Task requirements »
Print every entry again exactly, with no pictures.

Interface dataset entries:
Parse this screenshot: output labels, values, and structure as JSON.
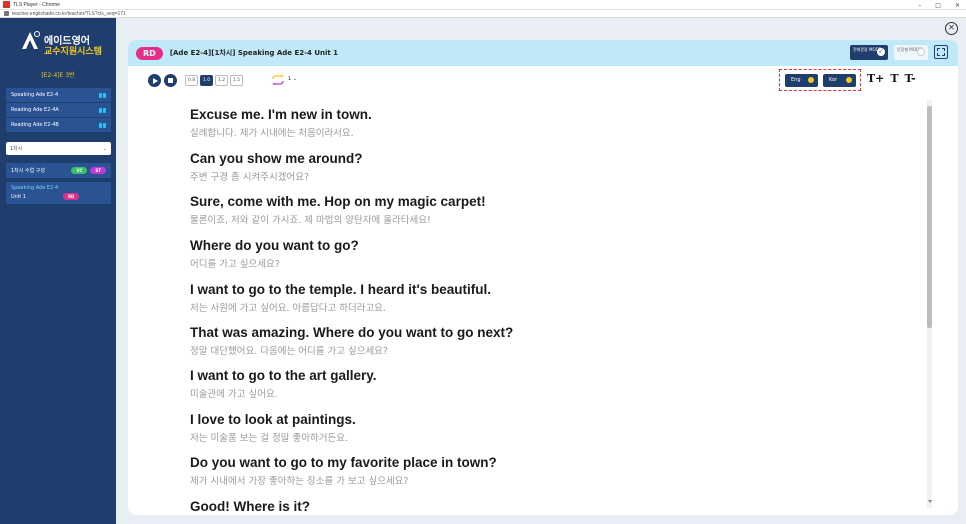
{
  "browser": {
    "title": "TLS Player - Chrome",
    "url": "teacher.englishade.co.kr/teacher/TLS?cls_seq=171",
    "controls": [
      "–",
      "□",
      "✕"
    ]
  },
  "sidebar": {
    "logo_top": "에이드영어",
    "logo_sub": "교수지원시스템",
    "level": "[E2-4]E 3반",
    "items": [
      {
        "label": "Speaking Ade E2-4"
      },
      {
        "label": "Reading Ade E2-4A"
      },
      {
        "label": "Reading Ade E2-4B"
      }
    ],
    "select_value": "1차시",
    "lesson_label": "1차시 수업 구성",
    "lesson_badges": [
      "VC",
      "ST"
    ],
    "active_unit": {
      "line1": "Speaking Ade E2-4",
      "line2": "Unit 1",
      "badge": "RD"
    }
  },
  "header": {
    "badge": "RD",
    "title": "[Ade E2-4][1차시] Speaking Ade E2-4 Unit 1",
    "mode_all": "전체문장 MODE",
    "mode_sentence": "문장별 MODE"
  },
  "toolbar": {
    "speeds": [
      "0.8",
      "1.0",
      "1.2",
      "1.5"
    ],
    "active_speed": "1.0",
    "repeat_value": "1",
    "lang_eng": "Eng",
    "lang_kor": "Kor",
    "font_up": "T+",
    "font_reset": "T",
    "font_down": "T-"
  },
  "sentences": [
    {
      "en": "Excuse me. I'm new in town.",
      "ko": "실례합니다. 제가 시내에는 처음이라서요."
    },
    {
      "en": "Can you show me around?",
      "ko": "주변 구경 좀 시켜주시겠어요?"
    },
    {
      "en": "Sure, come with me. Hop on my magic carpet!",
      "ko": "물론이죠, 저와 같이 가시죠. 제 마법의 양탄자에 올라타세요!"
    },
    {
      "en": "Where do you want to go?",
      "ko": "어디를 가고 싶으세요?"
    },
    {
      "en": "I want to go to the temple. I heard it's beautiful.",
      "ko": "저는 사원에 가고 싶어요. 아름답다고 하더라고요."
    },
    {
      "en": "That was amazing. Where do you want to go next?",
      "ko": "정말 대단했어요. 다음에는 어디를 가고 싶으세요?"
    },
    {
      "en": "I want to go to the art gallery.",
      "ko": "미술관에 가고 싶어요."
    },
    {
      "en": "I love to look at paintings.",
      "ko": "저는 미술품 보는 걸 정말 좋아하거든요."
    },
    {
      "en": "Do you want to go to my favorite place in town?",
      "ko": "제가 시내에서 가장 좋아하는 장소를 가 보고 싶으세요?"
    },
    {
      "en": "Good! Where is it?",
      "ko": ""
    }
  ]
}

Response area »
Parse this screenshot: output labels, values, and structure as JSON.
{
  "browser": {
    "title": "TLS Player - Chrome",
    "url": "teacher.englishade.co.kr/teacher/TLS?cls_seq=171",
    "controls": [
      "–",
      "□",
      "✕"
    ]
  },
  "sidebar": {
    "logo_top": "에이드영어",
    "logo_sub": "교수지원시스템",
    "level": "[E2-4]E 3반",
    "items": [
      {
        "label": "Speaking Ade E2-4"
      },
      {
        "label": "Reading Ade E2-4A"
      },
      {
        "label": "Reading Ade E2-4B"
      }
    ],
    "select_value": "1차시",
    "lesson_label": "1차시 수업 구성",
    "lesson_badges": [
      "VC",
      "ST"
    ],
    "active_unit": {
      "line1": "Speaking Ade E2-4",
      "line2": "Unit 1",
      "badge": "RD"
    }
  },
  "header": {
    "badge": "RD",
    "title": "[Ade E2-4][1차시] Speaking Ade E2-4 Unit 1",
    "mode_all": "전체문장 MODE",
    "mode_sentence": "문장별 MODE"
  },
  "toolbar": {
    "speeds": [
      "0.8",
      "1.0",
      "1.2",
      "1.5"
    ],
    "active_speed": "1.0",
    "repeat_value": "1",
    "lang_eng": "Eng",
    "lang_kor": "Kor",
    "font_up": "T+",
    "font_reset": "T",
    "font_down": "T-"
  },
  "sentences": [
    {
      "en": "Excuse me. I'm new in town.",
      "ko": "실례합니다. 제가 시내에는 처음이라서요."
    },
    {
      "en": "Can you show me around?",
      "ko": "주변 구경 좀 시켜주시겠어요?"
    },
    {
      "en": "Sure, come with me. Hop on my magic carpet!",
      "ko": "물론이죠, 저와 같이 가시죠. 제 마법의 양탄자에 올라타세요!"
    },
    {
      "en": "Where do you want to go?",
      "ko": "어디를 가고 싶으세요?"
    },
    {
      "en": "I want to go to the temple. I heard it's beautiful.",
      "ko": "저는 사원에 가고 싶어요. 아름답다고 하더라고요."
    },
    {
      "en": "That was amazing. Where do you want to go next?",
      "ko": "정말 대단했어요. 다음에는 어디를 가고 싶으세요?"
    },
    {
      "en": "I want to go to the art gallery.",
      "ko": "미술관에 가고 싶어요."
    },
    {
      "en": "I love to look at paintings.",
      "ko": "저는 미술품 보는 걸 정말 좋아하거든요."
    },
    {
      "en": "Do you want to go to my favorite place in town?",
      "ko": "제가 시내에서 가장 좋아하는 장소를 가 보고 싶으세요?"
    },
    {
      "en": "Good! Where is it?",
      "ko": ""
    }
  ]
}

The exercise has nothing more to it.